───── Data for this task
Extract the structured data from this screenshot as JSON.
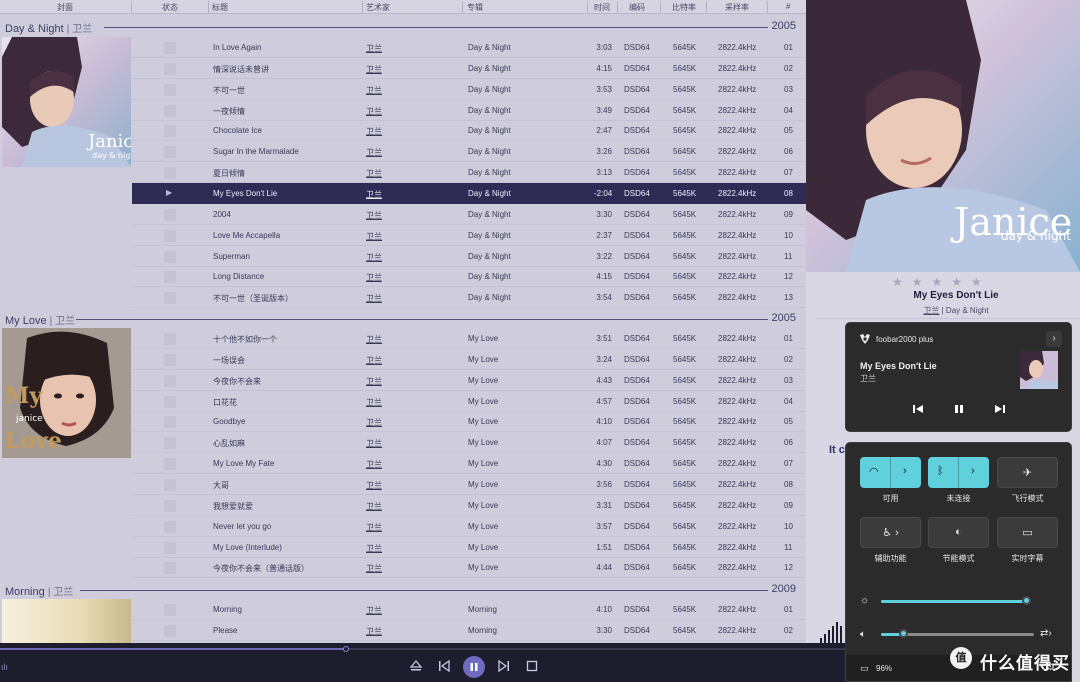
{
  "columns": {
    "cover": "封面",
    "status": "状态",
    "title": "标题",
    "artist": "艺术家",
    "album": "专辑",
    "time": "时间",
    "codec": "编码",
    "bitrate": "比特率",
    "samplerate": "采样率",
    "num": "#"
  },
  "groups": [
    {
      "album": "Day & Night",
      "artist": "卫兰",
      "year": "2005",
      "tracks": [
        {
          "title": "In Love Again",
          "artist": "卫兰",
          "album": "Day & Night",
          "time": "3:03",
          "codec": "DSD64",
          "bitrate": "5645K",
          "rate": "2822.4kHz",
          "num": "01"
        },
        {
          "title": "情深说话未曾讲",
          "artist": "卫兰",
          "album": "Day & Night",
          "time": "4:15",
          "codec": "DSD64",
          "bitrate": "5645K",
          "rate": "2822.4kHz",
          "num": "02"
        },
        {
          "title": "不可一世",
          "artist": "卫兰",
          "album": "Day & Night",
          "time": "3:53",
          "codec": "DSD64",
          "bitrate": "5645K",
          "rate": "2822.4kHz",
          "num": "03"
        },
        {
          "title": "一夜倾情",
          "artist": "卫兰",
          "album": "Day & Night",
          "time": "3:49",
          "codec": "DSD64",
          "bitrate": "5645K",
          "rate": "2822.4kHz",
          "num": "04"
        },
        {
          "title": "Chocolate Ice",
          "artist": "卫兰",
          "album": "Day & Night",
          "time": "2:47",
          "codec": "DSD64",
          "bitrate": "5645K",
          "rate": "2822.4kHz",
          "num": "05"
        },
        {
          "title": "Sugar In the Marmalade",
          "artist": "卫兰",
          "album": "Day & Night",
          "time": "3:26",
          "codec": "DSD64",
          "bitrate": "5645K",
          "rate": "2822.4kHz",
          "num": "06"
        },
        {
          "title": "夏日倾情",
          "artist": "卫兰",
          "album": "Day & Night",
          "time": "3:13",
          "codec": "DSD64",
          "bitrate": "5645K",
          "rate": "2822.4kHz",
          "num": "07"
        },
        {
          "title": "My Eyes Don't Lie",
          "artist": "卫兰",
          "album": "Day & Night",
          "time": "-2:04",
          "codec": "DSD64",
          "bitrate": "5645K",
          "rate": "2822.4kHz",
          "num": "08",
          "playing": true
        },
        {
          "title": "2004",
          "artist": "卫兰",
          "album": "Day & Night",
          "time": "3:30",
          "codec": "DSD64",
          "bitrate": "5645K",
          "rate": "2822.4kHz",
          "num": "09"
        },
        {
          "title": "Love Me Accapella",
          "artist": "卫兰",
          "album": "Day & Night",
          "time": "2:37",
          "codec": "DSD64",
          "bitrate": "5645K",
          "rate": "2822.4kHz",
          "num": "10"
        },
        {
          "title": "Superman",
          "artist": "卫兰",
          "album": "Day & Night",
          "time": "3:22",
          "codec": "DSD64",
          "bitrate": "5645K",
          "rate": "2822.4kHz",
          "num": "11"
        },
        {
          "title": "Long Distance",
          "artist": "卫兰",
          "album": "Day & Night",
          "time": "4:15",
          "codec": "DSD64",
          "bitrate": "5645K",
          "rate": "2822.4kHz",
          "num": "12"
        },
        {
          "title": "不可一世（圣诞版本）",
          "artist": "卫兰",
          "album": "Day & Night",
          "time": "3:54",
          "codec": "DSD64",
          "bitrate": "5645K",
          "rate": "2822.4kHz",
          "num": "13"
        }
      ]
    },
    {
      "album": "My Love",
      "artist": "卫兰",
      "year": "2005",
      "tracks": [
        {
          "title": "十个他不如你一个",
          "artist": "卫兰",
          "album": "My Love",
          "time": "3:51",
          "codec": "DSD64",
          "bitrate": "5645K",
          "rate": "2822.4kHz",
          "num": "01"
        },
        {
          "title": "一场误会",
          "artist": "卫兰",
          "album": "My Love",
          "time": "3:24",
          "codec": "DSD64",
          "bitrate": "5645K",
          "rate": "2822.4kHz",
          "num": "02"
        },
        {
          "title": "今夜你不会来",
          "artist": "卫兰",
          "album": "My Love",
          "time": "4:43",
          "codec": "DSD64",
          "bitrate": "5645K",
          "rate": "2822.4kHz",
          "num": "03"
        },
        {
          "title": "口花花",
          "artist": "卫兰",
          "album": "My Love",
          "time": "4:57",
          "codec": "DSD64",
          "bitrate": "5645K",
          "rate": "2822.4kHz",
          "num": "04"
        },
        {
          "title": "Goodbye",
          "artist": "卫兰",
          "album": "My Love",
          "time": "4:10",
          "codec": "DSD64",
          "bitrate": "5645K",
          "rate": "2822.4kHz",
          "num": "05"
        },
        {
          "title": "心乱如麻",
          "artist": "卫兰",
          "album": "My Love",
          "time": "4:07",
          "codec": "DSD64",
          "bitrate": "5645K",
          "rate": "2822.4kHz",
          "num": "06"
        },
        {
          "title": "My Love My Fate",
          "artist": "卫兰",
          "album": "My Love",
          "time": "4:30",
          "codec": "DSD64",
          "bitrate": "5645K",
          "rate": "2822.4kHz",
          "num": "07"
        },
        {
          "title": "大哥",
          "artist": "卫兰",
          "album": "My Love",
          "time": "3:56",
          "codec": "DSD64",
          "bitrate": "5645K",
          "rate": "2822.4kHz",
          "num": "08"
        },
        {
          "title": "我想爱就爱",
          "artist": "卫兰",
          "album": "My Love",
          "time": "3:31",
          "codec": "DSD64",
          "bitrate": "5645K",
          "rate": "2822.4kHz",
          "num": "09"
        },
        {
          "title": "Never let you go",
          "artist": "卫兰",
          "album": "My Love",
          "time": "3:57",
          "codec": "DSD64",
          "bitrate": "5645K",
          "rate": "2822.4kHz",
          "num": "10"
        },
        {
          "title": "My Love (Interlude)",
          "artist": "卫兰",
          "album": "My Love",
          "time": "1:51",
          "codec": "DSD64",
          "bitrate": "5645K",
          "rate": "2822.4kHz",
          "num": "11"
        },
        {
          "title": "今夜你不会来（普通话版）",
          "artist": "卫兰",
          "album": "My Love",
          "time": "4:44",
          "codec": "DSD64",
          "bitrate": "5645K",
          "rate": "2822.4kHz",
          "num": "12"
        }
      ]
    },
    {
      "album": "Morning",
      "artist": "卫兰",
      "year": "2009",
      "tracks": [
        {
          "title": "Morning",
          "artist": "卫兰",
          "album": "Morning",
          "time": "4:10",
          "codec": "DSD64",
          "bitrate": "5645K",
          "rate": "2822.4kHz",
          "num": "01"
        },
        {
          "title": "Please",
          "artist": "卫兰",
          "album": "Morning",
          "time": "3:30",
          "codec": "DSD64",
          "bitrate": "5645K",
          "rate": "2822.4kHz",
          "num": "02"
        }
      ]
    }
  ],
  "cover_text": {
    "day_night_1": "Janice",
    "day_night_2": "day & night",
    "my_love_1": "My",
    "my_love_2": "janice",
    "my_love_3": "Love"
  },
  "now_playing": {
    "title": "My Eyes Don't Lie",
    "artist": "卫兰",
    "separator": "|",
    "album": "Day & Night",
    "rating": "★★★★★",
    "lyric": "It c"
  },
  "media_flyout": {
    "app": "foobar2000 plus",
    "title": "My Eyes Don't Lie",
    "artist": "卫兰",
    "icons": [
      "previous-icon",
      "pause-icon",
      "next-icon",
      "chevron-right-icon"
    ]
  },
  "quick_settings": {
    "tiles": [
      {
        "label": "可用",
        "icon": "wifi-icon",
        "on": true
      },
      {
        "label": "未连接",
        "icon": "bluetooth-icon",
        "on": true
      },
      {
        "label": "飞行模式",
        "icon": "airplane-icon",
        "on": false
      },
      {
        "label": "辅助功能",
        "icon": "accessibility-icon",
        "on": false
      },
      {
        "label": "节能模式",
        "icon": "battery-saver-icon",
        "on": false
      },
      {
        "label": "实时字幕",
        "icon": "live-captions-icon",
        "on": false
      }
    ],
    "brightness": 0.97,
    "volume": 0.15,
    "battery": "96%"
  },
  "playback": {
    "progress": 0.41
  },
  "watermark": {
    "badge": "值",
    "text": "什么值得买"
  },
  "colors": {
    "accent": "#5fd0dc",
    "selection": "#2e2b55",
    "seek": "#6b66b8"
  }
}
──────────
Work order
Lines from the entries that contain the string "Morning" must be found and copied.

Result of this exercise
      "album": "Morning",
          "title": "Morning",
          "album": "Morning",
          "album": "Morning",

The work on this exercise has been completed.